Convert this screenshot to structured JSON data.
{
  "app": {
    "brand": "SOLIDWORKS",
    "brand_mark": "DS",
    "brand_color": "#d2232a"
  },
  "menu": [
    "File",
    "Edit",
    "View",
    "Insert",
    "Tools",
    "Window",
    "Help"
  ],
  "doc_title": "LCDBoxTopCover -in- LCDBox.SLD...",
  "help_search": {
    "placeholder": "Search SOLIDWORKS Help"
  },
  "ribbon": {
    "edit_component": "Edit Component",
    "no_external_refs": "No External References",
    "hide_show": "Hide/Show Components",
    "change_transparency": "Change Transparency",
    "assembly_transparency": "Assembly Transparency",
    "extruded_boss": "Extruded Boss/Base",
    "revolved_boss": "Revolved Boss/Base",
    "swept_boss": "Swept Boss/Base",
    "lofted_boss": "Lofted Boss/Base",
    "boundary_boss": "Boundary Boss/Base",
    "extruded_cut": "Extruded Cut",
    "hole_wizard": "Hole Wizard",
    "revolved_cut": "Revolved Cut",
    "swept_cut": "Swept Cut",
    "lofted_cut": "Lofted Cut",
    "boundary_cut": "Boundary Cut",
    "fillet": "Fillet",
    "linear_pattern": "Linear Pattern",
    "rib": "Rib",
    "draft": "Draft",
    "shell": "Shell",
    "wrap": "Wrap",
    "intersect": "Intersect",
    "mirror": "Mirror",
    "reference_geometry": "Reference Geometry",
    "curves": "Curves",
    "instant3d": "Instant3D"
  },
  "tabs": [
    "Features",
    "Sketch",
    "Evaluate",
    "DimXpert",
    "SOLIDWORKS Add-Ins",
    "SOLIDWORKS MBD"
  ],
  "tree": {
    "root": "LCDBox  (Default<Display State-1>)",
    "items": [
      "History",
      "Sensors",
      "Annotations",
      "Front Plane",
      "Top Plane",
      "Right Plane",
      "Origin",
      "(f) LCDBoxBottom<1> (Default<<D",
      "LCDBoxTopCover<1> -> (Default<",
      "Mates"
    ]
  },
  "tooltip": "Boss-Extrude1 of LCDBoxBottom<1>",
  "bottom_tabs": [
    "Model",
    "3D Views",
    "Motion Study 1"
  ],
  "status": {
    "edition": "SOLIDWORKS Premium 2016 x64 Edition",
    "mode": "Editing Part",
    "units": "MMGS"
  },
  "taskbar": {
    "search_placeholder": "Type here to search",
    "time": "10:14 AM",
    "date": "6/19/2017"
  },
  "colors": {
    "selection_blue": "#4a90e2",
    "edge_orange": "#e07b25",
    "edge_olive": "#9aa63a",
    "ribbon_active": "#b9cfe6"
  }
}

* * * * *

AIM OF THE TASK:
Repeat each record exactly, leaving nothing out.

SOLUTION:
Convert this screenshot to structured JSON data.
{
  "app": {
    "brand": "SOLIDWORKS",
    "brand_mark": "DS",
    "brand_color": "#d2232a"
  },
  "menu": [
    "File",
    "Edit",
    "View",
    "Insert",
    "Tools",
    "Window",
    "Help"
  ],
  "doc_title": "LCDBoxTopCover -in- LCDBox.SLD...",
  "help_search": {
    "placeholder": "Search SOLIDWORKS Help"
  },
  "ribbon": {
    "edit_component": "Edit Component",
    "no_external_refs": "No External References",
    "hide_show": "Hide/Show Components",
    "change_transparency": "Change Transparency",
    "assembly_transparency": "Assembly Transparency",
    "extruded_boss": "Extruded Boss/Base",
    "revolved_boss": "Revolved Boss/Base",
    "swept_boss": "Swept Boss/Base",
    "lofted_boss": "Lofted Boss/Base",
    "boundary_boss": "Boundary Boss/Base",
    "extruded_cut": "Extruded Cut",
    "hole_wizard": "Hole Wizard",
    "revolved_cut": "Revolved Cut",
    "swept_cut": "Swept Cut",
    "lofted_cut": "Lofted Cut",
    "boundary_cut": "Boundary Cut",
    "fillet": "Fillet",
    "linear_pattern": "Linear Pattern",
    "rib": "Rib",
    "draft": "Draft",
    "shell": "Shell",
    "wrap": "Wrap",
    "intersect": "Intersect",
    "mirror": "Mirror",
    "reference_geometry": "Reference Geometry",
    "curves": "Curves",
    "instant3d": "Instant3D"
  },
  "tabs": [
    "Features",
    "Sketch",
    "Evaluate",
    "DimXpert",
    "SOLIDWORKS Add-Ins",
    "SOLIDWORKS MBD"
  ],
  "tree": {
    "root": "LCDBox  (Default<Display State-1>)",
    "items": [
      "History",
      "Sensors",
      "Annotations",
      "Front Plane",
      "Top Plane",
      "Right Plane",
      "Origin",
      "(f) LCDBoxBottom<1> (Default<<D",
      "LCDBoxTopCover<1> -> (Default<",
      "Mates"
    ]
  },
  "tooltip": "Boss-Extrude1 of LCDBoxBottom<1>",
  "bottom_tabs": [
    "Model",
    "3D Views",
    "Motion Study 1"
  ],
  "status": {
    "edition": "SOLIDWORKS Premium 2016 x64 Edition",
    "mode": "Editing Part",
    "units": "MMGS"
  },
  "taskbar": {
    "search_placeholder": "Type here to search",
    "time": "10:14 AM",
    "date": "6/19/2017"
  },
  "colors": {
    "selection_blue": "#4a90e2",
    "edge_orange": "#e07b25",
    "edge_olive": "#9aa63a",
    "ribbon_active": "#b9cfe6"
  }
}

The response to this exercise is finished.